When I slammed the heavy solid teak and wrought iron front door behind me I could hear the panes of glass shaking from within their frames and the brass door knocker rattling on its hinges – like always. Yes, it was all too familiar, my father and I argued about my future almost every day, each of us hurling damning and venomous words at the other, hoping to land the perfect insult. He always won; he reasoned better than me, he was an attorney after all. The front door meant freedom from his unrelenting diatribe and I always turned in that direction; marching my determined feet down the corridor, gasping for fresh air, and distance from my abuser.

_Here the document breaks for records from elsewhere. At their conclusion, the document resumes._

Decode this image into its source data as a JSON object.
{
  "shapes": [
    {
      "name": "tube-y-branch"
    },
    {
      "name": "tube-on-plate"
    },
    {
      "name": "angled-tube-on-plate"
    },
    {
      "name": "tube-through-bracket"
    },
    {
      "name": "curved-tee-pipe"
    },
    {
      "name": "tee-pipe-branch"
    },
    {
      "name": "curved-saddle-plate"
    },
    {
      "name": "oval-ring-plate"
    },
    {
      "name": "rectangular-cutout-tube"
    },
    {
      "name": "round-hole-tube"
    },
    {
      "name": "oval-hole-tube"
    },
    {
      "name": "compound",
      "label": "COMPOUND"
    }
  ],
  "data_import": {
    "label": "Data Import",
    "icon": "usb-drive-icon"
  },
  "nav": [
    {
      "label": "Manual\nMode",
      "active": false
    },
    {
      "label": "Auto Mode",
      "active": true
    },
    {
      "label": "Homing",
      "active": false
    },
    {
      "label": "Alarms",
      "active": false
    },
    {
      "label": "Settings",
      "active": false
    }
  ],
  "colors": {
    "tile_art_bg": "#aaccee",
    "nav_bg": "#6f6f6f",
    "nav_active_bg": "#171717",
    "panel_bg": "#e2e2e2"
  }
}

The crashing sound of doors colliding together only meant that particular argument was over, and not that my father conceded anything, he didn’t, his rules had hardened like concrete and nothing was going to break them loose. It usually took three hours more or less to calm my rage and suppress my feelings before limping back to my father’s house where we would sit together sharing the evening meal, like nothing ever happened.

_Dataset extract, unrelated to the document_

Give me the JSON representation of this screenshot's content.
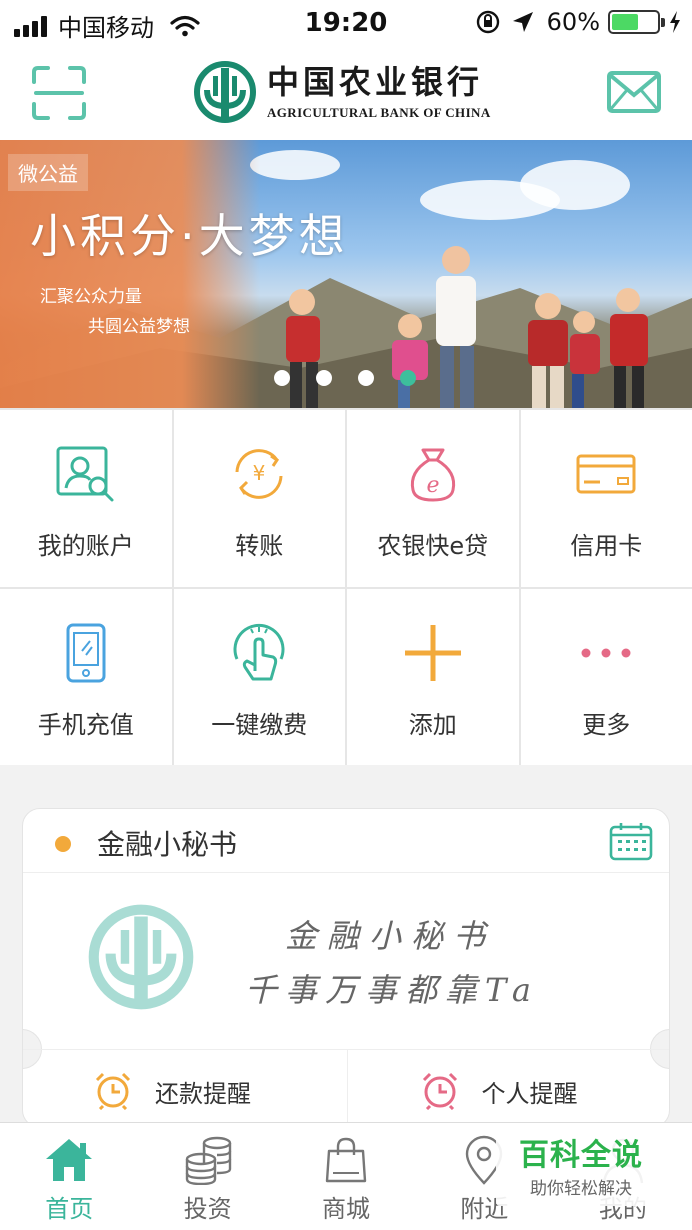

My immaturity, my imagination, or my passion; one or all of them pulled me into the center ring to battle my father day after day. I wanted him to listen, to understand the fierce light in my eyes that lit a path different than his, but his rigid rules I couldn’t seem to live by and he couldn’t seem to loosen, continued to drive us further apart. Finally, the day had come when freedom from him had been offered and it was on the other side of that door – and this time, I was not coming back.
I resisted looking in the rear-view mirror; no to fear and no to misgivings, I only allowed myself to focus on Paris and the glorious life that waited for me there.
What went wrong?
Turned out my father had indelibly imprinted my mind. What? Right, he was the one person who had the deepest influence on me from birth through my formative years and therefore had left the deepest imprint. It didn’t matter how many miles separated us, his words, good and bad, impacted my entire decision making. The moment the door slammed shut I was physically alone, yes, but his words would ring like a timed alarm through the halls of my mind every darn day I fought to survive on the streets of Paris. I thought I was free of him, but I wasn’t – not really.
Turning twenty years old meant two long years had passed since a naive teenager named Jose Miguel arrived in Paris with dreams as big as an ocean. Not to be. Who was I to think I could achieve my dreams? Homelessness brought me to my knees and I was pleading to go home, and oh yes, now all I wanted was my father. Enter Savannah, my teacher, and the way to do just that – go home to my father.
Here’s the good news. It’s hard to un-imprint, but not impossible! And that is what my blog UNDOING JOEY is all about.
Te quiero. Joey